Top of Material provided

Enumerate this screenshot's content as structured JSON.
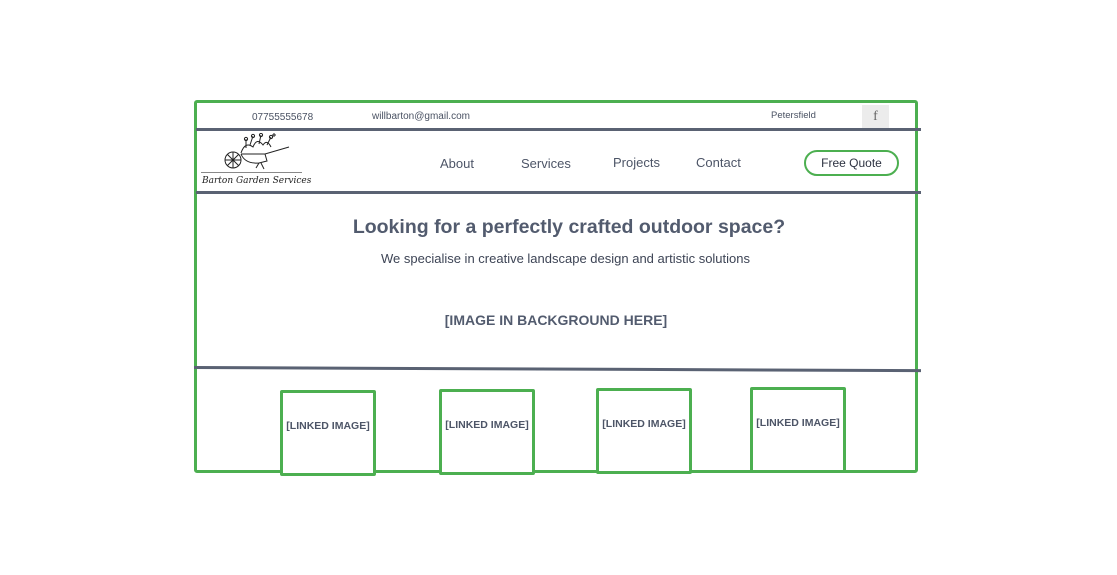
{
  "topbar": {
    "phone": "07755555678",
    "email": "willbarton@gmail.com",
    "location": "Petersfield",
    "social_icon": "facebook-icon",
    "social_glyph": "f"
  },
  "logo": {
    "text": "Barton Garden Services"
  },
  "nav": {
    "items": [
      "About",
      "Services",
      "Projects",
      "Contact"
    ],
    "cta_label": "Free Quote"
  },
  "hero": {
    "title": "Looking for a perfectly crafted outdoor space?",
    "subtitle": "We specialise in creative landscape design and artistic solutions",
    "image_placeholder": "[IMAGE IN BACKGROUND HERE]"
  },
  "tiles": [
    {
      "label": "[LINKED IMAGE]"
    },
    {
      "label": "[LINKED IMAGE]"
    },
    {
      "label": "[LINKED IMAGE]"
    },
    {
      "label": "[LINKED IMAGE]"
    }
  ],
  "colors": {
    "accent": "#4caf50",
    "rule": "#5a6273",
    "text": "#525b6e"
  }
}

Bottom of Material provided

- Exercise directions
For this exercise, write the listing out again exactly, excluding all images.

- Solution to the exercise
Enumerate this screenshot's content as structured JSON.
{
  "topbar": {
    "phone": "07755555678",
    "email": "willbarton@gmail.com",
    "location": "Petersfield",
    "social_icon": "facebook-icon",
    "social_glyph": "f"
  },
  "logo": {
    "text": "Barton Garden Services"
  },
  "nav": {
    "items": [
      "About",
      "Services",
      "Projects",
      "Contact"
    ],
    "cta_label": "Free Quote"
  },
  "hero": {
    "title": "Looking for a perfectly crafted outdoor space?",
    "subtitle": "We specialise in creative landscape design and artistic solutions",
    "image_placeholder": "[IMAGE IN BACKGROUND HERE]"
  },
  "tiles": [
    {
      "label": "[LINKED IMAGE]"
    },
    {
      "label": "[LINKED IMAGE]"
    },
    {
      "label": "[LINKED IMAGE]"
    },
    {
      "label": "[LINKED IMAGE]"
    }
  ],
  "colors": {
    "accent": "#4caf50",
    "rule": "#5a6273",
    "text": "#525b6e"
  }
}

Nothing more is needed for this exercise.